Also, a good opportunity for a club to reach out to shotgun owners who don't shoot clay targets. Advertise via your local Ducks Unlimited chapter, hunting clubs, and gun stores. Not unusual to pick up a good number of memberships at such an event. Maybe free rounds can be some of the prizes.
Invite outfitters and local merchants to set up booths at the club.
Don't sell yourself cheap. Don't be afraid of making a few bucks for the club.
Expect a big crowd and plan accordingly! The Ontario club listed below broke a club shoot attendance record last year. Many in attendance were hunters, who if they shot at clay targets at all, it was off of hand thrown targets in a field somewhere!
Many people own shotguns, they just don't shoot clay targets, they hunt. Those are your future club members if you can get them to the club and they have a fun time!
A word of caution. You may want to provide the ammunition, as non-clay target shooters may bring ammunition not suitable for shooting at your club. Price it into the price of the shoot. A number of shooters you will see only hunt a few times a year and the shotgun is stored until the next time. You want to have plenty of experienced shooters working each field (safety).
Both of these shoots are in Canada. No clubs in my part of New York or Vermont is offering this type of shoot.
iTrapp is the definitive trap shooting app. and can be used to score traditional ATA shoots as well as be customized for advanced tracking and scoring to give unparalleled statistics to show strengths and weaknesses for each shooter.
iTrapp is easy to use and looks similar to traditional paper score sheets and in the future, the results will be electronically sent to the clubhouse for automatic input into the clubs software allowing scores to be updated quickly and efficiently. Shooter and squad information can be loaded in advance and edited on the fly to keep shoots running smoothly and timely.
I've been remiss in doing a complete teardown of my Remington 1100 for thorough cleaning. It's been shooting well, but just a matter of time before I start having problems.
I found the trigger needed major cleaning, not just a wipe down.
The action spring tube needed cleaning. I ran the patch several times before it came out clean. Also, anytime I have the stock off I change out the Action Spring, a $5 part, if it needs it or not. I usually change it once a year, as what's $5?
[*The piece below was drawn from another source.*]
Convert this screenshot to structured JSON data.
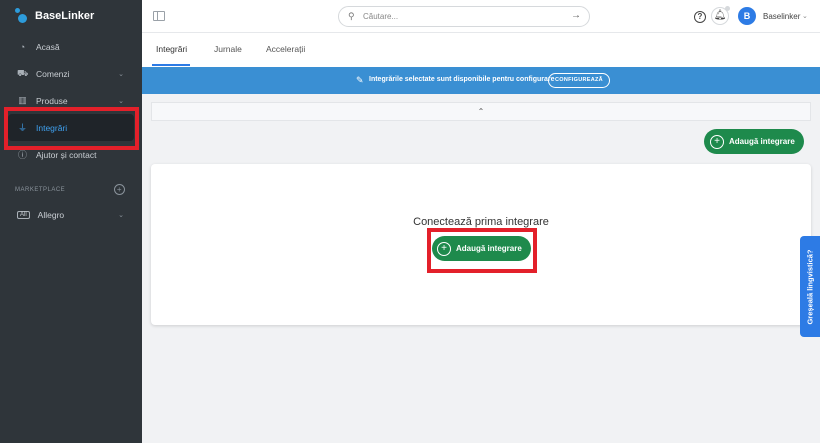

You shouldn't have to change this spring for many years, but if I have a problem I know it's not the Action Spring.
The magazine spring looked like new, but the Magazine Follower (orange) had a buildup on it and after a cleaning was looking good. The tube itself was pretty clean.
Remington recommends shooting dry, but I've seen many soak them in oil and shoot them that way.
I use Break-Free to clean all my firearms. I apply a coating and let them sit for several hours, usually over night. I wipe the parts down as best I can. No additional oil or what have you. At a shoot when putting the gun away, I will wipe down the receiver and barrel with Rim oil.
Nothing appeared broken and no cracked parts. A good idea to give everything a close look. Last winter I found a cracked Breech Bolt Assembly.